Why should any one be expected to tip Are the owners of these restaurants not paying them enough to get by on? Most of them are part time no benefits and tipping helps the owners There must be a hell of a turnover. How many of these people are covered with union contracts ?
If restaurants couldn't sell booze they would have to lock the doors.
We neither drink or smoke so that is not a concern ,but the money we save by not eating out we will spend on our grandchildren. No TIPPING. Yes were from the prairies and we never lost site of the fact that the cheapest and cleanest food you can eat is served at home.

Bill Tieleman said...

Au contraire, what's PAB said.

Florio sent me a very long posting by email - too long to fit in one post here - identified himself by full name and email and asked me if I would help him post it even though his views are the opposite of my own.

I have happily done so because this is a free speech blog and I believe his perspective is very worthwhile hearing.

Florio didn't insult me, as other Anonymous posters did. He is clearly not PAB.

Perhaps I've been unfair to label the nasty posters as potential Public Affairs Bureau employees - perhaps they are merely unpaid BC Liberal sychophants threatened by the fact that the CRFA is opposing the government's main economic policy - the HST.

Crankypants said...


You may want to check out your information on the alcohol rates. Just shortly after the HST was brought forward by Colin Hansen, someone questioned him on the fact that the liquor tax would be reduced by 3% and therefore the cost would go down. His response is that they would just raise the price of the alcohol by an equal amount at the government liquor stores. Thus no net price reduction.

Another thing is that even if the government decides to give the restaurants a break on booze in response to the CFRA's campaign, that will only help licensed establishments. Those that are not will get squat.

Finally, you may be missing a very important point. If people have less money to spend because they have had to fork out HST on so many more items and services, they will not be able to afford to buy your hamburger or whatever. People cannot spend money they do not have.

CRA said...

The 10% liquor tax plus 5% GST will be replaced with a single 12% HST. Simple concept crankypants. It is the choice of the store or restaurant to decrease their price. The restaurant industry is notorious for crying the sky is falling. Nothing happen when smoking was prohibited. Millions of dollars are unreported by restaurant staff. It's not an angelic industry so no sympathy from the public. There's no gst on groceries. Maybe the obese can start cooking at home rather than getting fat at restaurants. Restaurants is a luxury item

Crankypants said...


To date the government has not stated that they will reduce the liquor tax, but when the issue was brought up this summer, Colin Hansen stated that the price of booze will not go down. I checked the government website today on the HST, and there is nothing officially written on booze.

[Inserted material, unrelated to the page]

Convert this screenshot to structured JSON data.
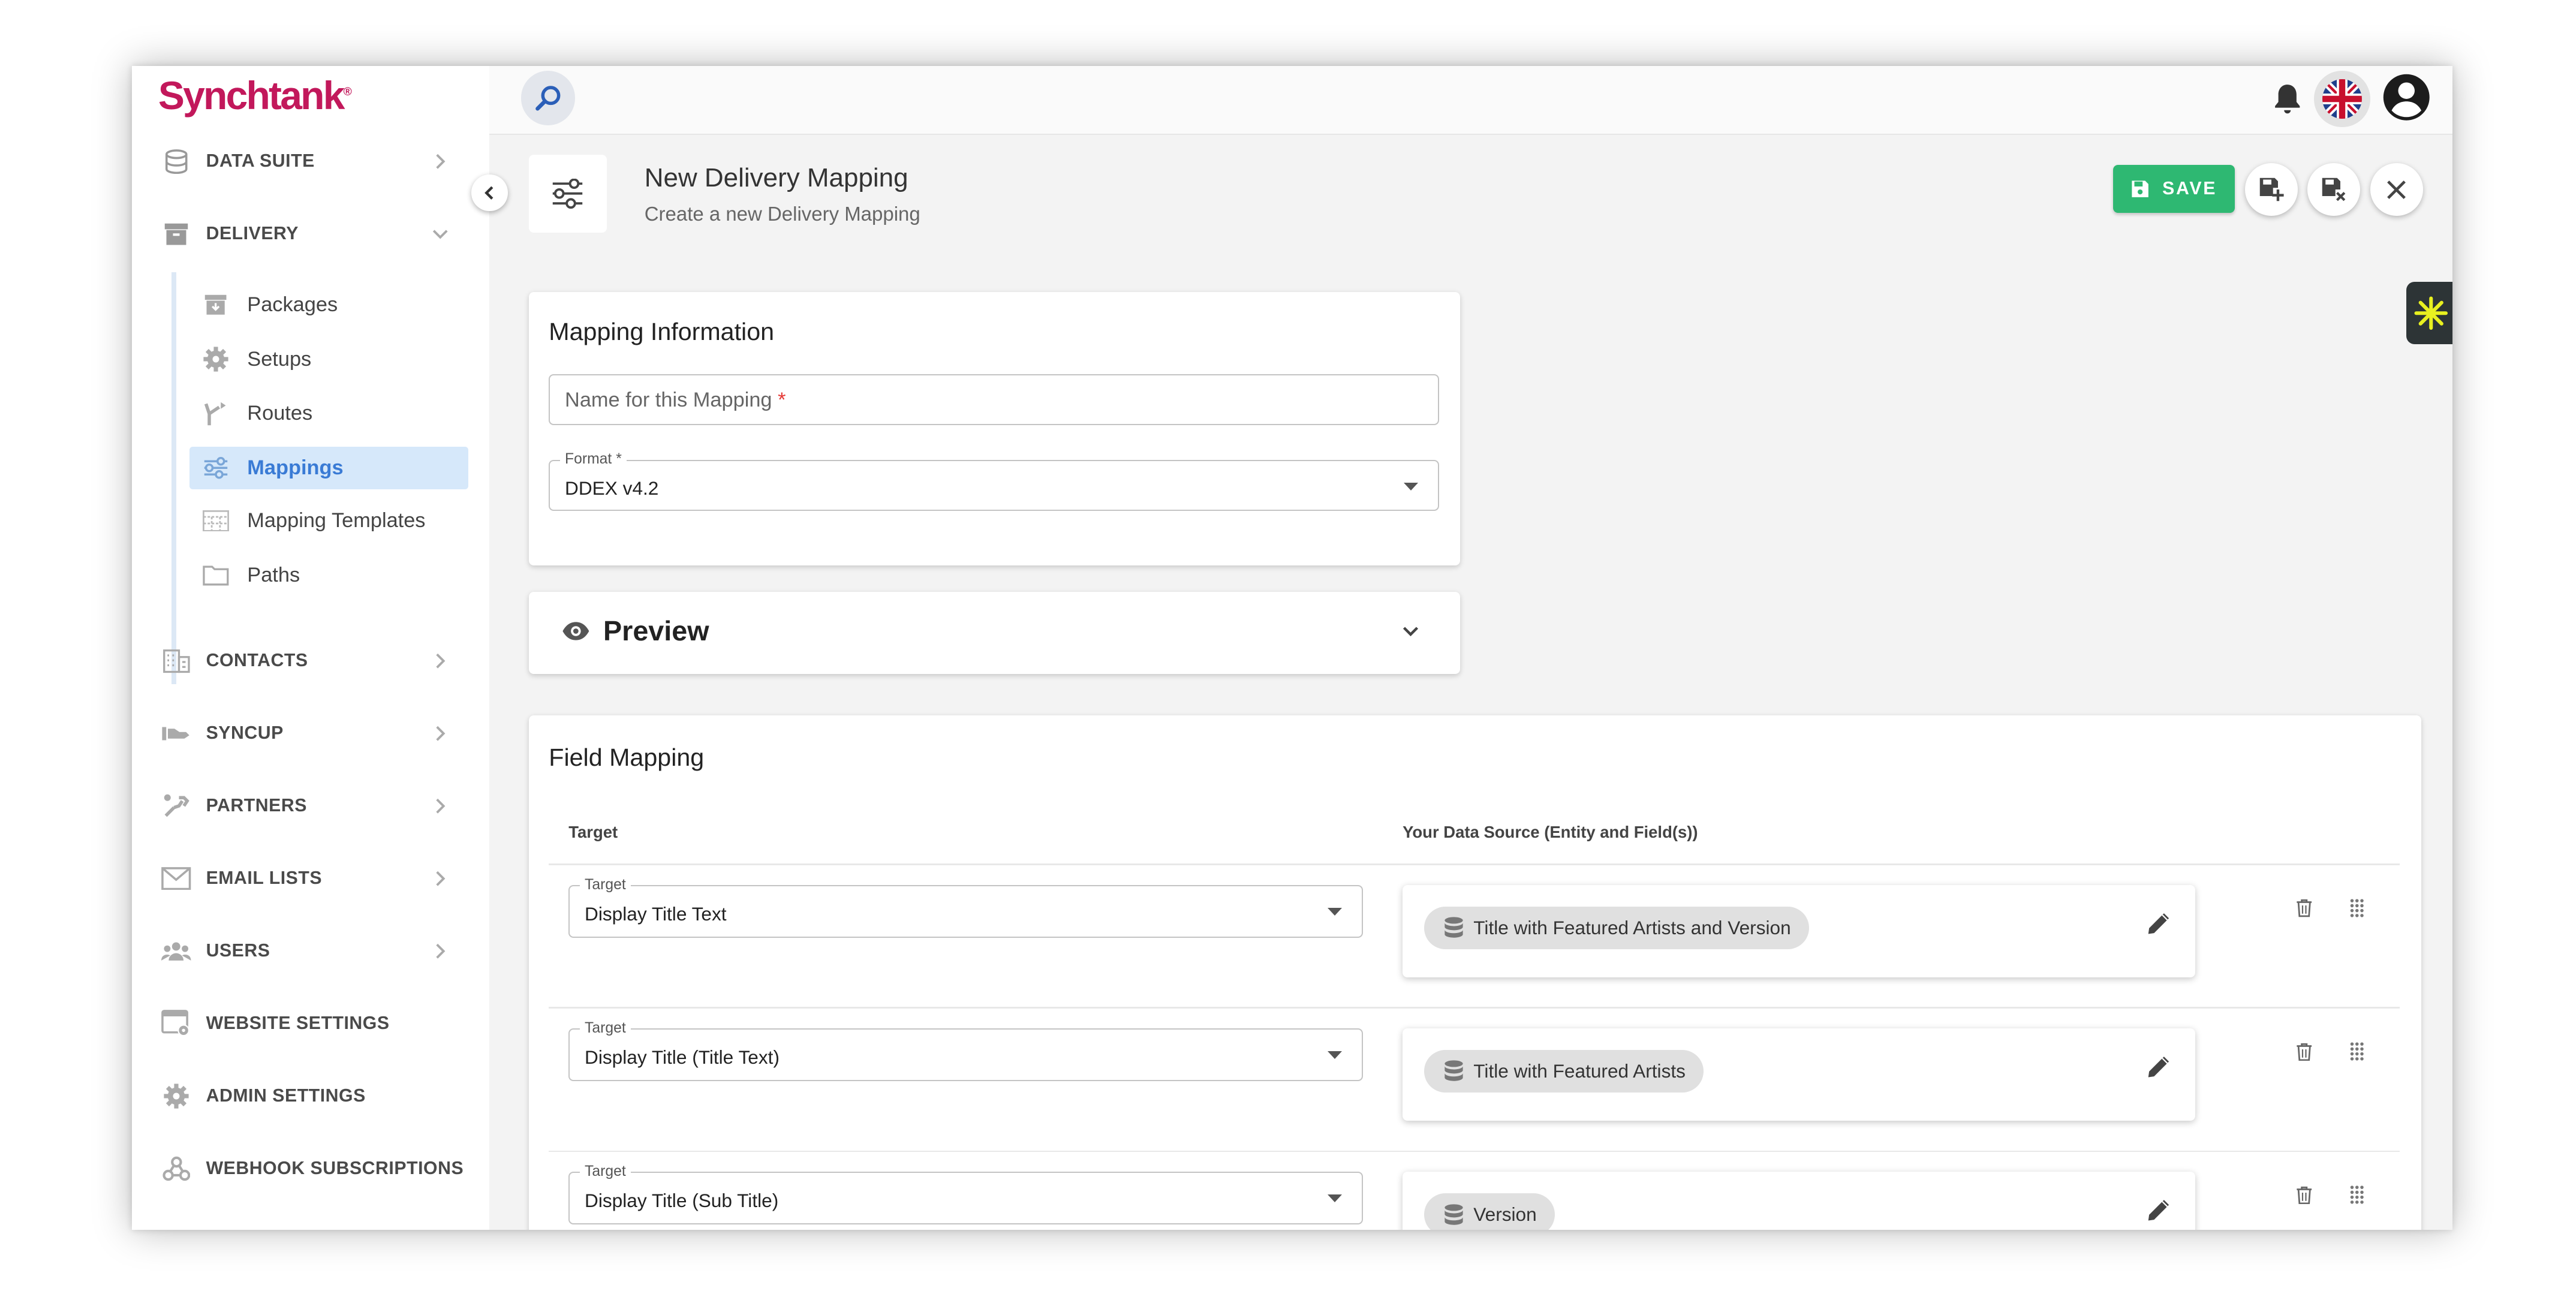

However there was an article in the paper today addressing the new 21% parking tax being levied by Translink on January 1,2010. Hansen states that he will change the name of the tax so that Translink gets what they asked for. And if I read the info correctly, the new HST will apply to the parking fees plus the new Translink tax.

With this revelation on the parking issue, don't be surprised if they decide to leave the liquor tax in place and apply a further 7% on the whole thing. Remember, they are hurting for revenue, and governments love to pick on the so-called "sin" products, booze and tobacco.